Sources for Further Study

Confoy, Maryanne. Morris West: Literary Maverick. Milton, Qld.: John Wiley, 2005. A biographical and critical study of West and his work.

West, Morris. The Devil’s Advocate. New York: Dell, 1959. The first of West’s books focusing on the priesthood and Catholic hierarchy. First appearance of Valerio Rinaldi, one of the characters in The Shoes of the Fisherman.

West, Morris. Lazarus. Boston: G. K. Hall, 1990. A conservative pope undergoes heart bypass surgery and on his recovery finds that his attitudes toward the human and bureaucratic sides of the Church have changed.

West, Morris. A View from the Ridge: The Testimony of a Twentieth-Century Christian.

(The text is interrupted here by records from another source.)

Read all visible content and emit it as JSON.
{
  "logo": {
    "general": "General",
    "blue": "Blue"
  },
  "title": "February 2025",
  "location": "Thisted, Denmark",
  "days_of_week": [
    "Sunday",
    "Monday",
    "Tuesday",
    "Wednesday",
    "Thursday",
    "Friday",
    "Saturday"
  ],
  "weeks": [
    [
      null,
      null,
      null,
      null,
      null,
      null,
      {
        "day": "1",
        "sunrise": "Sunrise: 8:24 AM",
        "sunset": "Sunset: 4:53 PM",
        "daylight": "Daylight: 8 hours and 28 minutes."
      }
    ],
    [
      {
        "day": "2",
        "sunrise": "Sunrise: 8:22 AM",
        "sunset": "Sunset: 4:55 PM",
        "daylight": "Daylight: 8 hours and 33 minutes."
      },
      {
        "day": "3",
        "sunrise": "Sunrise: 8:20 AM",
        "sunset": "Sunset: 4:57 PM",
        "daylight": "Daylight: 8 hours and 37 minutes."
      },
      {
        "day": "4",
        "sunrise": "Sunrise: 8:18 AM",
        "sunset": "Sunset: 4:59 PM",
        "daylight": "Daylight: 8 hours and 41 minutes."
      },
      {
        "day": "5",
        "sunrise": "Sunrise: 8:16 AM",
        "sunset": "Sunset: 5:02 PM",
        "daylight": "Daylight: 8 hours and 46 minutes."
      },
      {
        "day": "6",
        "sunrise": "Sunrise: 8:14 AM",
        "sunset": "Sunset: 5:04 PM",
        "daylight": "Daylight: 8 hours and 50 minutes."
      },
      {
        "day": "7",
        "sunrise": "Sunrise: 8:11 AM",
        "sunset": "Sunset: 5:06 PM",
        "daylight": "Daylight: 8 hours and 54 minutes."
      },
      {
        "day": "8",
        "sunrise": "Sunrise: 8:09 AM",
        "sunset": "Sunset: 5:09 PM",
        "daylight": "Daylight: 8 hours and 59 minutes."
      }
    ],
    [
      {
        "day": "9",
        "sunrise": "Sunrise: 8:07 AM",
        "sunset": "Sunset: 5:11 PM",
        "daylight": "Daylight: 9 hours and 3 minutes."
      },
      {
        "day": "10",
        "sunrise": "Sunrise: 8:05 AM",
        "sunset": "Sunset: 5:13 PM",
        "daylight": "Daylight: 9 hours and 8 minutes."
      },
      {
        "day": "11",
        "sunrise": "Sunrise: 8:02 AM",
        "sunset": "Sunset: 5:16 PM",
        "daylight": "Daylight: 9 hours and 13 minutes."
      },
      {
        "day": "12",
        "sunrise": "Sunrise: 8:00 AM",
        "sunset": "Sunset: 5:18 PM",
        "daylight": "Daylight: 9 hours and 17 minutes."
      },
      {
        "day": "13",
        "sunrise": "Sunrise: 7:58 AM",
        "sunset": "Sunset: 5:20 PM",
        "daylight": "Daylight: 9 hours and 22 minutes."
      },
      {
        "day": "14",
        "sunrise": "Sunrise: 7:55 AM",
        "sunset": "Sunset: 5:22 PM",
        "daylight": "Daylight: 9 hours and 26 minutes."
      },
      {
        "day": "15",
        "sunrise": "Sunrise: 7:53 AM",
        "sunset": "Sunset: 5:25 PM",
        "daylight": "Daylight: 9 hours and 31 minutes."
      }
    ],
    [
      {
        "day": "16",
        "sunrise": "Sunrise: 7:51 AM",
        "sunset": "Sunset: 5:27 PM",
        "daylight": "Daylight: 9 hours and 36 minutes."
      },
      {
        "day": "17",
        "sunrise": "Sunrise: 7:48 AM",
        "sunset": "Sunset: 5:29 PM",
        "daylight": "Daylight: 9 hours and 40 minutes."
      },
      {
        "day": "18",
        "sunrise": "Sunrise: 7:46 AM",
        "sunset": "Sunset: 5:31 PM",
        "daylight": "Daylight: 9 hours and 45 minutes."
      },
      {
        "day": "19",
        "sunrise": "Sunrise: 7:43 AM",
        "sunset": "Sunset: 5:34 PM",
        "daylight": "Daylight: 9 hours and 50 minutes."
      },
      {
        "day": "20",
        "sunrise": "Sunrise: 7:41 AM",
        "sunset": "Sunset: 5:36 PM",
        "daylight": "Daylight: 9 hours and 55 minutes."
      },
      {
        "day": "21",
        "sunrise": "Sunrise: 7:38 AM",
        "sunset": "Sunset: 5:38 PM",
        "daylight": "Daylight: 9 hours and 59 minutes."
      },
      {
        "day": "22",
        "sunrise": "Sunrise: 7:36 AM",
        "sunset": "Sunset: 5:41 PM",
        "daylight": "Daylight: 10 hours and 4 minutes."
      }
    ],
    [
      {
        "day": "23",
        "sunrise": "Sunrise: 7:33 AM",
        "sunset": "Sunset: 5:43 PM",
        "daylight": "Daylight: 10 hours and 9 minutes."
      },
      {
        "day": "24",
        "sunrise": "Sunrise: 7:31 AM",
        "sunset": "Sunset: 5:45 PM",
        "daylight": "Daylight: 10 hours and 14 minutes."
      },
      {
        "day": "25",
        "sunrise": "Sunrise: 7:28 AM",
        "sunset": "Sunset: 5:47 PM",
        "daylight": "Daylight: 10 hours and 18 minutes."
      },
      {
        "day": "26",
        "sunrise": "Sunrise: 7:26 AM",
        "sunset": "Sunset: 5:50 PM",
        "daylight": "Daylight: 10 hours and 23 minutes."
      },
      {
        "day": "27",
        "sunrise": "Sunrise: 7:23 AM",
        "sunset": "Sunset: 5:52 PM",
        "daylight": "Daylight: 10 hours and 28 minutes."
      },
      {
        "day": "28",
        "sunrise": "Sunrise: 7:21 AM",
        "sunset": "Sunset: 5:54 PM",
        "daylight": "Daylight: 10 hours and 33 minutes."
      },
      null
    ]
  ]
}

San Francisco: HarperCollins, 1996. West’s spiritual and autobiographical memoir in which he speaks in his own voice about his deep Christian beliefs.